OK, that’s a bit dramatic. How did I get there, logically? How does zeal get in the way of Riding the Ramp? Well, here’s some background.
In graduate school, I developed an accidental expertise in missionary psychology. I acquired it at an archive at Harvard. I spent two months reading over two thousand private letters from American missionaries operating large school systems in colonial India. I was hunting for nuggets of social history to connect to my 18 months of anthropological fieldwork in a specific town.
In the two months I spent pouring over missionary correspondence, I realized there were tons of parallels between the ups and downs and administrative B.S. in colonial mission schools and basically any mission-driven organization. As I read them, I realized there were plenty of missionaries who simply did not belong abroad, because they just didn’t have what it takes to execute, to slog through the process of setting up cultural institutions in a foreign cultural world. They didn’t even like people, per se. Sounds odd, but I found them in the archives. Grade A misanthropes doing essentially a foreign office job they had come to clearly detest. Cultural difference is real, and, if you can’t show empathy and adapt, living abroad becomes a torture chamber. These folks should have stayed home and written a check instead.
At lunch each day during my archival spelunking, I constantly danced between these colonial letters and conversations I’d had with anthropologist peers in NGO and development work: modern, secular missionaries. They were in my doctoral program at Wisconsin-Madison in the mid-1990s. One was a Peace Corps veteran who had worked in Guinea in West Africa. She really enjoyed the work, like the messy, gritty, ambiguous work of executing development programs. She absolutely loved the people and culture and basically wanted to live there.
There are two primary kinds of missionary in the world. And mission-driven founders have to decide which one they want to be.
1. the one who loves working day in and day out with people to address their needs – think Mother Theresa
2. or the one who simply wants to race toward an objective by any legal means possible with minimal regard for the people they serve
At times, the same person can flip flop between these two very, very different frames of mind: goal-oriented and process-oriented. This is nothing new to organizational psychologists, but what causes problems for CPG founders who are mission-driven is that the goal, the mission clouds their judgment as they deliver goods to consumers. They easily spend too much time doing PR interviews about the mission and too little time listening to their early fans (and haters), iterating, working to optimize what they have and otherwise operating the business well.
They ruminate too much on the goal and avoid improving the process of reaching it.
In an odd way, mission-driven founders can easily become much like the crass stereotype of the Fortune 100 CEO who behaves as if the consumer is a lagging variable in their success, something to be manipulated into compliance.
Early-stage companies founded on missionary zeal don’t need to abandon their missions….but they do need to flip the script and learn to delay their gratification.
They need to focus on serving consumers in their categories until they achieve scale.

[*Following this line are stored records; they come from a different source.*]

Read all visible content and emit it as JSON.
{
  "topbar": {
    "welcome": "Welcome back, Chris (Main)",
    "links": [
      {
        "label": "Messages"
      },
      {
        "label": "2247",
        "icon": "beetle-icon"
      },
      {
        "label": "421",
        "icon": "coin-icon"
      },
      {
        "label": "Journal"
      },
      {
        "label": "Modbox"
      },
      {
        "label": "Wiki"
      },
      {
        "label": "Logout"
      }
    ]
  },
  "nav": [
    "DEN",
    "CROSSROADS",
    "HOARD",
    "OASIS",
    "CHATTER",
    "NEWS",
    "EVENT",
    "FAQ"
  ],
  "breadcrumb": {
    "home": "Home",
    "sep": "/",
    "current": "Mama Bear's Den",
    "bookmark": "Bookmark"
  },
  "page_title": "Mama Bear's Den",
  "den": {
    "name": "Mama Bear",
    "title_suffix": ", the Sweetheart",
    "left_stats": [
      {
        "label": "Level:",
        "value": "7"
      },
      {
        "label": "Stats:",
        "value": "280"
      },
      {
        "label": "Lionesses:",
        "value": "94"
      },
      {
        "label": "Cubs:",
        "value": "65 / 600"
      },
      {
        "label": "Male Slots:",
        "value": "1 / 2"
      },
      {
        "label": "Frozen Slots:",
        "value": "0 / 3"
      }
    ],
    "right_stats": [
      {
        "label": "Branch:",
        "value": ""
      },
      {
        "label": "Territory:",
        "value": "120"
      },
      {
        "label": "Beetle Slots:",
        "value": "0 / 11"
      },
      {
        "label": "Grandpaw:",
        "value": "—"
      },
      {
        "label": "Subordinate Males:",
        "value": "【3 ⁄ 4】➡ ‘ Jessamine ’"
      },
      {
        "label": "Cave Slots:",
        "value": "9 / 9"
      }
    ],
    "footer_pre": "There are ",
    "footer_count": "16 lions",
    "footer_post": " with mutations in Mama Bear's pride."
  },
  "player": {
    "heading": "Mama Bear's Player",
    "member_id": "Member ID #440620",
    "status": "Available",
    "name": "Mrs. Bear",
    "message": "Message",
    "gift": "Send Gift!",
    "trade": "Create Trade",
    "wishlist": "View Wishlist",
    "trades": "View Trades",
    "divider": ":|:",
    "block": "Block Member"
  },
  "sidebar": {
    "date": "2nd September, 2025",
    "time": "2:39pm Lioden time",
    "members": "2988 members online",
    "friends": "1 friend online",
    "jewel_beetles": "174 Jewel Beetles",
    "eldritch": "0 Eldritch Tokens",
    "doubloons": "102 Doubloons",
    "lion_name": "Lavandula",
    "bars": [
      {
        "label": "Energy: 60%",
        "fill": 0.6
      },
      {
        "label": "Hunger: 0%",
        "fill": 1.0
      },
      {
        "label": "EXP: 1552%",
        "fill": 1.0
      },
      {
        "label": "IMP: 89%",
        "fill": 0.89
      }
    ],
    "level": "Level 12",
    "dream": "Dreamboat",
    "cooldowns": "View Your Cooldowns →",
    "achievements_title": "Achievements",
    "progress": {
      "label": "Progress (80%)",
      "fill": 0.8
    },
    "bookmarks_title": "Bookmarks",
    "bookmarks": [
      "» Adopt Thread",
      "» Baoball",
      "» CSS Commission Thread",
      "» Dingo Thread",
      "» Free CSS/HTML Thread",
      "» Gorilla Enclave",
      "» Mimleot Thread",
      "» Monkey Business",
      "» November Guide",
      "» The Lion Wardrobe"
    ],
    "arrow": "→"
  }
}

That’s when they can start focusing more on the mission. Besides, at that point, the scale of the profits and/or unit volume will form a much more impressive story.